Friday, June 24, 2016

The mysterious interplay

Today we celebrate the Birth of John the Baptist because Dec 25 with celebrate the Birth of Jesus, which puts the Annunciation 9 months ahead of that March 25, and Mary was told that Elizabeth was already in her 6th month so we go back one day. Instead of June 25, it is June 24. It all reminds us that God has a plan.  

But this leaves with the great question. If God is love, why does evil exist? Why does God not simply stop us from doing evil, particularly those of us who are striving to be his followers?

The Catechism responds this way:

God is in no way, directly or indirectly, the cause of moral evil.  He permits it, however, because he respects the freedom of his creatures and, mysteriously, knows how to derive good from it.

A part of God's plan is the process of becoming. From the first moment of life we are constantly becoming, changing from one moment to the next.  God could have created us to simply be, but he did not. He could have made each of us perfect and complete from the get go, but he did not. For reasons that remain a mystery. We must become over time. Does God know how each of us will turn out in the end? Of course. But for our own good we have to go through the process.  We must freely choose to love God and others. We must learn. We will make mistakes. At times our feelings will get the best of us, and we will sin. 

The good news is that God can even "derive good from it", our sin.  In the perfect goodness of God even our bad choices, and the bad choices of others can be transformed. There is no evil that God cannot use to some good end. We can sometimes forget that God has literally seen it all.  

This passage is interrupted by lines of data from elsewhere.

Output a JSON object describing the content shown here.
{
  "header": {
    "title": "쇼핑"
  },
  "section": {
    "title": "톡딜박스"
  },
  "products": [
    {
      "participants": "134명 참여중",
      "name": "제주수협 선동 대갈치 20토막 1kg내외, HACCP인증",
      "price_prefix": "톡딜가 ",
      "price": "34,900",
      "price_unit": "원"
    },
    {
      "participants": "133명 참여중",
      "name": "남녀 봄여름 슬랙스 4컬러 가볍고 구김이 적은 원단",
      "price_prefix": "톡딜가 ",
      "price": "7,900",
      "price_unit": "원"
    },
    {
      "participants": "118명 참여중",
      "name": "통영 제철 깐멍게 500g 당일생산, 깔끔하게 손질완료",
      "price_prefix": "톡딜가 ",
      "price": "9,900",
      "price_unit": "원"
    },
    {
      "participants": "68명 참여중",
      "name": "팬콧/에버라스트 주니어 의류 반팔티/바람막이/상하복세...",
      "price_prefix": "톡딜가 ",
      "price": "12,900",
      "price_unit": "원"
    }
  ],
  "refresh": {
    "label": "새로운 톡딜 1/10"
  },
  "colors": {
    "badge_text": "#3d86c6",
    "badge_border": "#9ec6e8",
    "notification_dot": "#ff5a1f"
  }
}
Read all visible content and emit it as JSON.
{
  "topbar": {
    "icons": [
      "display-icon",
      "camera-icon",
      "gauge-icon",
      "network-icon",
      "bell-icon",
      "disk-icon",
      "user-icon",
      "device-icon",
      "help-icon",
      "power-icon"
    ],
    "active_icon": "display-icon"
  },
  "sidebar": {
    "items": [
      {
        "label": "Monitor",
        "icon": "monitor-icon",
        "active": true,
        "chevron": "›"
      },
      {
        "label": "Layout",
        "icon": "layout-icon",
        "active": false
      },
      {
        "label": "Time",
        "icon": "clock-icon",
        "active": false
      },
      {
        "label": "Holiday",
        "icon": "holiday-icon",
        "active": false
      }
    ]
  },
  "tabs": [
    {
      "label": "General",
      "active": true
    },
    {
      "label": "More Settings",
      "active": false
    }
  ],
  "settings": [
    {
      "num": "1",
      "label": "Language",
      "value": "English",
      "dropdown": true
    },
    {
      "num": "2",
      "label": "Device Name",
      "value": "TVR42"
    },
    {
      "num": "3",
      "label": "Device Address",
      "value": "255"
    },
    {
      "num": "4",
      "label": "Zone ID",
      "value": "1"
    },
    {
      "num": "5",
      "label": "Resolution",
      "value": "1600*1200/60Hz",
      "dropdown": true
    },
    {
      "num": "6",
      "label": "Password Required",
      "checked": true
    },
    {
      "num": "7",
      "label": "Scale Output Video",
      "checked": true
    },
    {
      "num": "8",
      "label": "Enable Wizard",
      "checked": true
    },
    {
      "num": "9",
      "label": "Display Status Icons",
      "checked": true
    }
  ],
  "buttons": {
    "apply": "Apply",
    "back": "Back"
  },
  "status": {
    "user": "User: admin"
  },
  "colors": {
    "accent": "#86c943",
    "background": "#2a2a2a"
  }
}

Before the first atom of the universe came into being God saw not only the role of John the Baptist but all that would come before and after. God saw every good and evil thing that we humans would do, and he created us anyway. And every day all over the world people begin the journey of becoming and others compete their earthly journey. 

Today as we celebrate the Birth of John, we are reminded that are called to be him. We are not to be the center of attention, but to point others away from ourselves and toward Jesus. John was not only content to live in the shadow of his younger relative Jesus. But when ever anyone tried to put him in the spotlight, he would say "I am not ".  And in the end he would die a horrible dead. In his life we see the great incomprehensible mysterious interplay of God's plan, human freedom, sin, and God's victory.

Today we are reminded that John's earthly journey began the same as each of ours, with the cry of the newborn baby. May we have the courage to follow in his footsteps for the rest of the journey.